Thursday, May 17, 2012

Fool Me Once, Shame On You...Fool Me Twice...

Via Paul Krugman/ThinkProgress, I learn that former President Bush (the Younger) will be publishing a book on, wait for it, strategies for economic growth. Sadly, this isn't a joke. Say what you will about President Bush, but you can't with a straight face proclaim that his economic policies were book-worthy. He and the current Republican nominee apparently think so though, seeing as how both of their recipes for economic growth entail much of the same stuff.

Anyways, a few words about the economy during the Bush years. The centerpiece of Bush's economic platform would most likely be the 2001 and 2003 tax cuts, which were supposed to deliver robust growth. In this post, I'll look at how his numbers measure up against the postwar average. Just to be clear, these numbers are all measuring the period between the official end of the 2001 recession (March 2001) to December 2007, just prior to the financial crisis. 

I don't have time to go too in-depth about this stuff, but this chart basically sums up just about everything that needs to be said:

More reading on the topic for those interested here, here, and here.

David Leonhardt puts it quite well:

"I mean this as a serious question, not a rhetorical one: Given this history, why should we believe that the Bush tax cuts were pro-growth?
Is there good evidence the tax cuts persuaded more people to join the work force (because they would be able to keep more of their income)? Not really. The labor-force participation rate fell in the years after 2001 and has never again approached its record in the year 2000.
Is there evidence that the tax cuts led to a lot of entrepreneurship and innovation? Again, no. The rate at which start-up businesses created jobs fell during the past decade.
The theory for why tax cuts should create growth and jobs is a strong one. When people are allowed to keep more of each dollar they earn, they are likely to work longer and harder. The uncertainty is the magnitude of this effect. With everything else that’s happening in a $15 trillion economy, how large of an effect on growth do tax cuts have?"

Naturally, the usual caveats apply: government policies aren't the only thing going on, etc, etc. But the fact remains that even if you take only the good years of 2003-2007, Bush's tax policies didn't exactly deliver robust growth in employment. And now Mitt Romney is promising another round of tax cuts that, like Bush's, disproportionately benefit the wealthy.     Haven't they ever heard of the diminishing marginal utility of money? Sheesh. If they want a tax cut that would help people, make it benefit the people who actually need it. 

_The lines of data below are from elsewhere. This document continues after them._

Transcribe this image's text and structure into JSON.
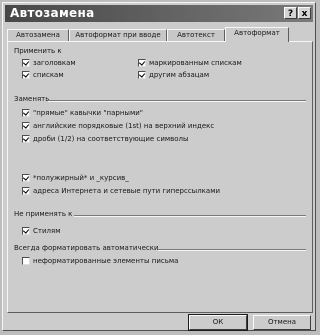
{
  "window": {
    "title": "Автозамена",
    "help_glyph": "?",
    "close_glyph": "x"
  },
  "tabs": [
    {
      "label": "Автозамена"
    },
    {
      "label": "Автоформат при вводе"
    },
    {
      "label": "Автотекст"
    },
    {
      "label": "Автоформат"
    }
  ],
  "apply_section": {
    "label": "Применить к",
    "items": [
      {
        "label": "заголовкам",
        "checked": true
      },
      {
        "label": "маркированным спискам",
        "checked": true
      },
      {
        "label": "спискам",
        "checked": true
      },
      {
        "label": "другим абзацам",
        "checked": true
      }
    ]
  },
  "replace_section": {
    "label": "Заменять",
    "items": [
      {
        "label": "\"прямые\" кавычки \"парными\"",
        "checked": true
      },
      {
        "label": "английские порядковые (1st) на верхний индекс",
        "checked": true
      },
      {
        "label": "дроби (1/2) на соответствующие символы",
        "checked": true
      },
      {
        "label": "*полужирный* и _курсив_",
        "checked": true
      },
      {
        "label": "адреса Интернета и сетевые пути гиперссылками",
        "checked": true
      }
    ]
  },
  "preserve_section": {
    "label": "Не применять к",
    "items": [
      {
        "label": "Стилям",
        "checked": true
      }
    ]
  },
  "always_section": {
    "label": "Всегда форматировать автоматически",
    "items": [
      {
        "label": "неформатированные элементы письма",
        "checked": false
      }
    ]
  },
  "buttons": {
    "ok": "ОК",
    "cancel": "Отмена"
  }
}
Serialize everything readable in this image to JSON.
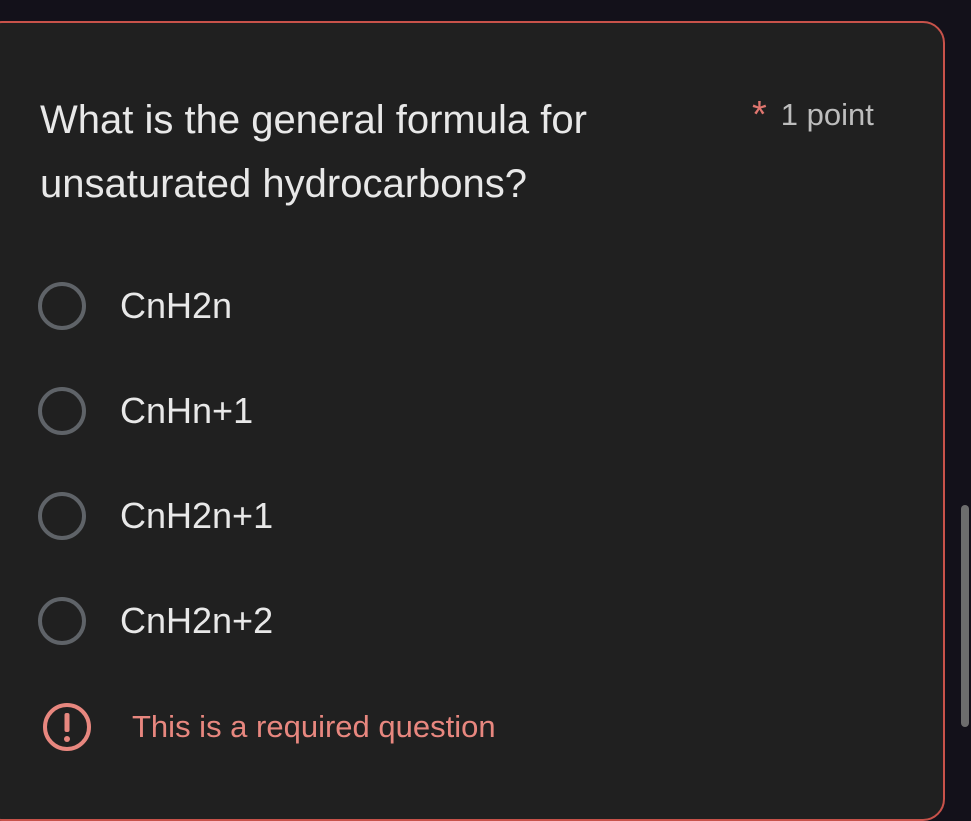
{
  "question": {
    "title": "What is the general formula for unsaturated hydrocarbons?",
    "required_mark": "*",
    "points": "1 point"
  },
  "options": [
    {
      "label": "CnH2n"
    },
    {
      "label": "CnHn+1"
    },
    {
      "label": "CnH2n+1"
    },
    {
      "label": "CnH2n+2"
    }
  ],
  "error": {
    "message": "This is a required question",
    "icon": "exclamation-circle-icon"
  },
  "colors": {
    "card_background": "#202020",
    "card_border": "#c8524a",
    "error": "#e8877f",
    "radio_border": "#5f6368"
  }
}
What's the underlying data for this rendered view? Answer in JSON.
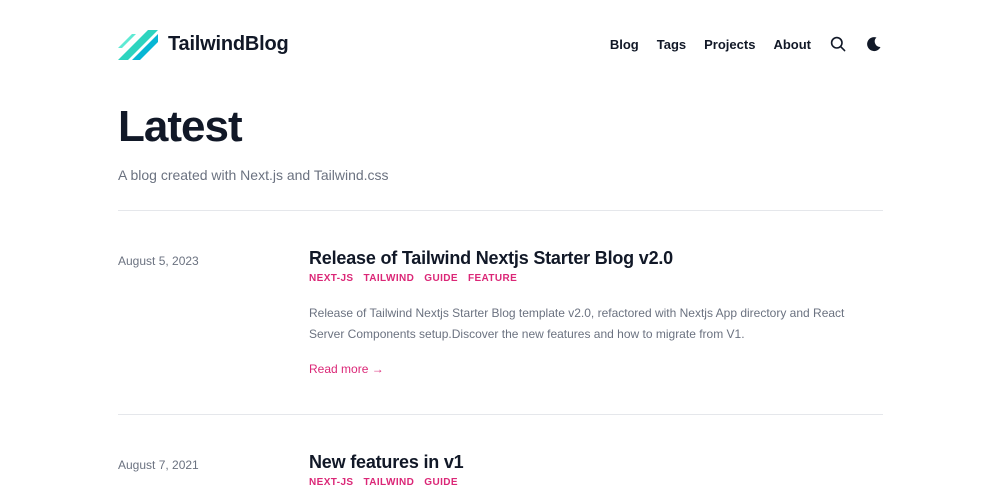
{
  "header": {
    "brand": "TailwindBlog",
    "nav": [
      "Blog",
      "Tags",
      "Projects",
      "About"
    ],
    "icons": [
      "search-icon",
      "moon-icon"
    ]
  },
  "hero": {
    "title": "Latest",
    "subtitle": "A blog created with Next.js and Tailwind.css"
  },
  "posts": [
    {
      "date": "August 5, 2023",
      "title": "Release of Tailwind Nextjs Starter Blog v2.0",
      "tags": [
        "NEXT-JS",
        "TAILWIND",
        "GUIDE",
        "FEATURE"
      ],
      "summary": "Release of Tailwind Nextjs Starter Blog template v2.0, refactored with Nextjs App directory and React Server Components setup.Discover the new features and how to migrate from V1.",
      "read_more": "Read more →"
    },
    {
      "date": "August 7, 2021",
      "title": "New features in v1",
      "tags": [
        "NEXT-JS",
        "TAILWIND",
        "GUIDE"
      ]
    }
  ],
  "colors": {
    "accent": "#db2777",
    "logo_primary": "#2dd4bf",
    "logo_secondary": "#06b6d4",
    "text": "#111827",
    "muted": "#6b7280",
    "divider": "#e5e7eb"
  }
}
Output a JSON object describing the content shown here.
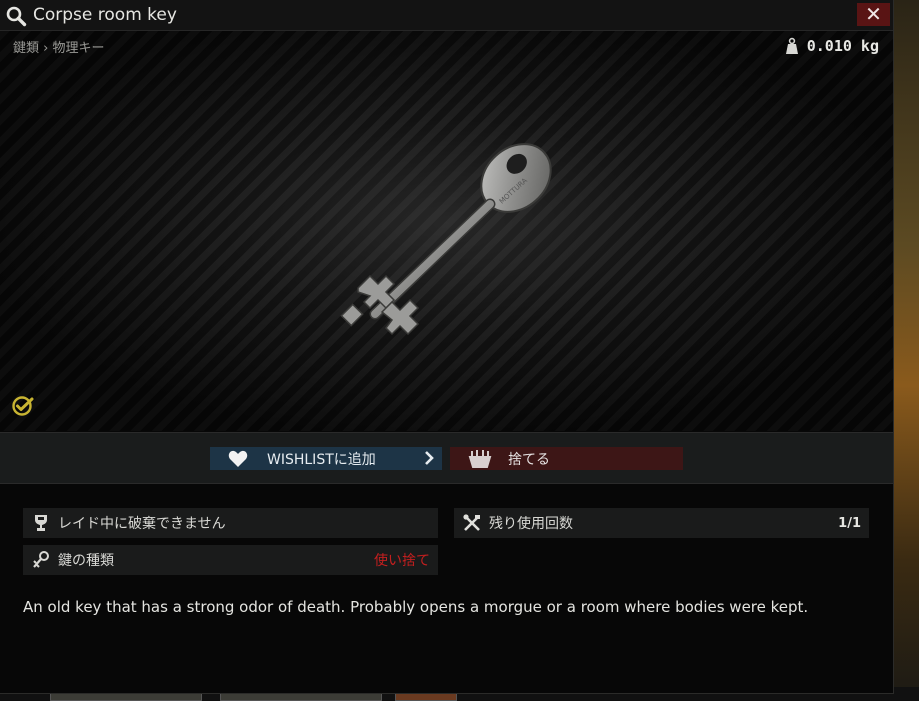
{
  "window": {
    "title": "Corpse room key",
    "close_label": "✕",
    "breadcrumb": [
      "鍵類",
      "物理キー"
    ],
    "breadcrumb_separator": "›",
    "weight": "0.010 kg"
  },
  "actions": {
    "wishlist_label": "WISHLISTに追加",
    "discard_label": "捨てる"
  },
  "stats": {
    "no_discard": "レイド中に破棄できません",
    "uses_label": "残り使用回数",
    "uses_value": "1/1",
    "key_type_label": "鍵の種類",
    "key_type_value": "使い捨て"
  },
  "description": "An old key that has a strong odor of death. Probably opens a morgue or a room where bodies were kept.",
  "icons": {
    "title": "magnifier-icon",
    "weight": "weight-icon",
    "examined": "checkmark-circle-icon",
    "wishlist": "heart-icon",
    "discard": "discard-icon",
    "no_discard": "trophy-icon",
    "uses": "tools-icon",
    "key_type": "key-icon"
  },
  "colors": {
    "wishlist_bg": "#1d3446",
    "discard_bg": "#3d1616",
    "close_bg": "#591414",
    "warning_text": "#c41f1f",
    "check_icon": "#c8b432"
  }
}
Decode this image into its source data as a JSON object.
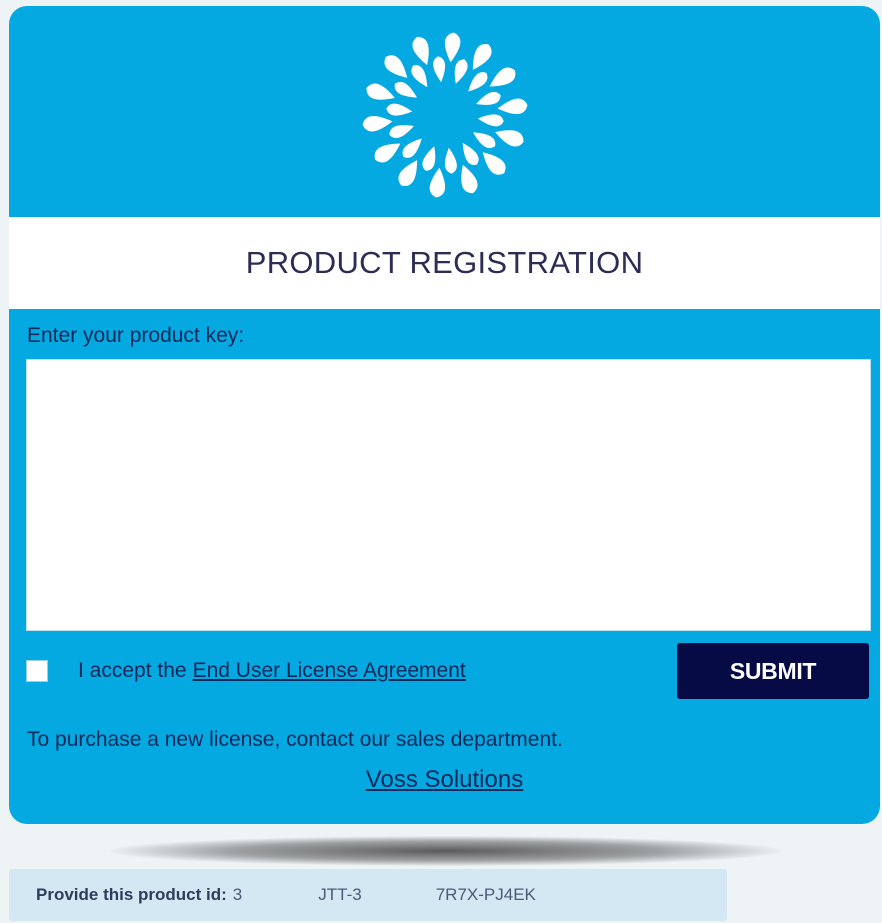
{
  "header": {
    "logo_icon": "flower-petal-logo-icon",
    "title": "PRODUCT REGISTRATION"
  },
  "form": {
    "key_label": "Enter your product key:",
    "key_value": "",
    "accept_prefix": "I accept the",
    "eula_link": "End User License Agreement",
    "accepted": false,
    "submit_label": "SUBMIT"
  },
  "footer": {
    "purchase_text": "To purchase a new license, contact our sales department.",
    "company_link": "Voss Solutions"
  },
  "product_id": {
    "label": "Provide this product id:",
    "part1": "3",
    "part2": "JTT-3",
    "part3": "7R7X-PJ4EK"
  },
  "colors": {
    "panel": "#03a9e0",
    "title_text": "#2d2c55",
    "submit_bg": "#070b45",
    "id_bar": "#d3e8f3"
  }
}
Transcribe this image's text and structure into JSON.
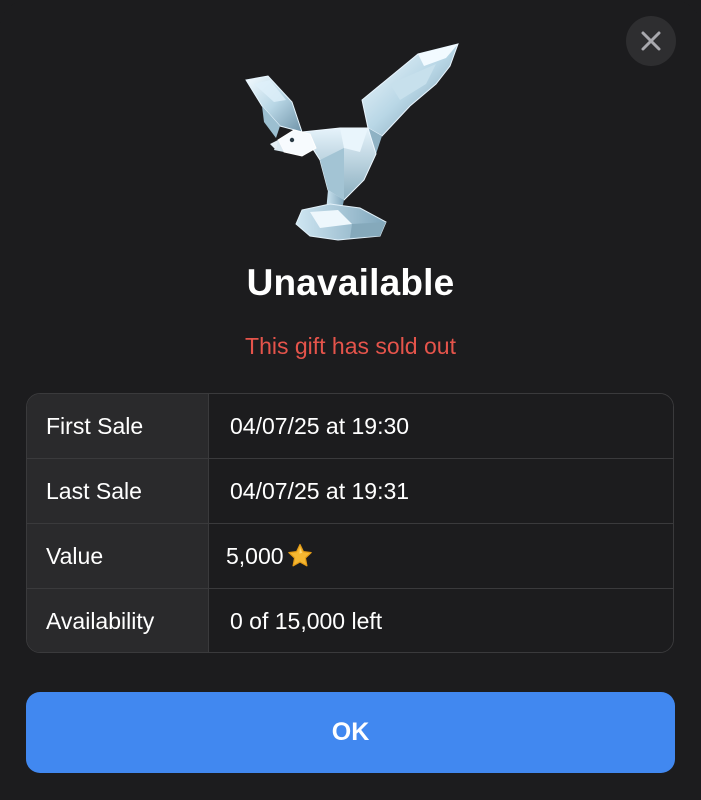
{
  "header": {
    "close_icon": "close-icon",
    "gift_icon": "crystal-eagle-gift"
  },
  "title": "Unavailable",
  "subtitle": "This gift has sold out",
  "details": {
    "first_sale": {
      "label": "First Sale",
      "value": "04/07/25 at 19:30"
    },
    "last_sale": {
      "label": "Last Sale",
      "value": "04/07/25 at 19:31"
    },
    "value": {
      "label": "Value",
      "value": "5,000",
      "icon": "star-icon"
    },
    "availability": {
      "label": "Availability",
      "value": "0 of 15,000 left"
    }
  },
  "ok_button": {
    "label": "OK"
  },
  "colors": {
    "background": "#1c1c1e",
    "accent": "#4188f0",
    "error": "#e5544b",
    "border": "#3a3a3c",
    "label_bg": "#2a2a2c",
    "star": "#f5b731"
  }
}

Anyways, I don't really know why Bush is trying to tout his administration's economic policies as some sort of a resounding success story, when there isn't a whole lot of evidence of  that. The same goes for Romney, who is touting similar economic plans--what about the period between 2001 and 2007 makes his campaign think such economic policies will work this time around? Oh, and this is of course in addition to the huge costs of extending permanent tax cuts.

It's just like our former President says..."fool me once, shame on...shame on you, fool me...cant...can't get fooled again."

I sure hope we can't get fooled again.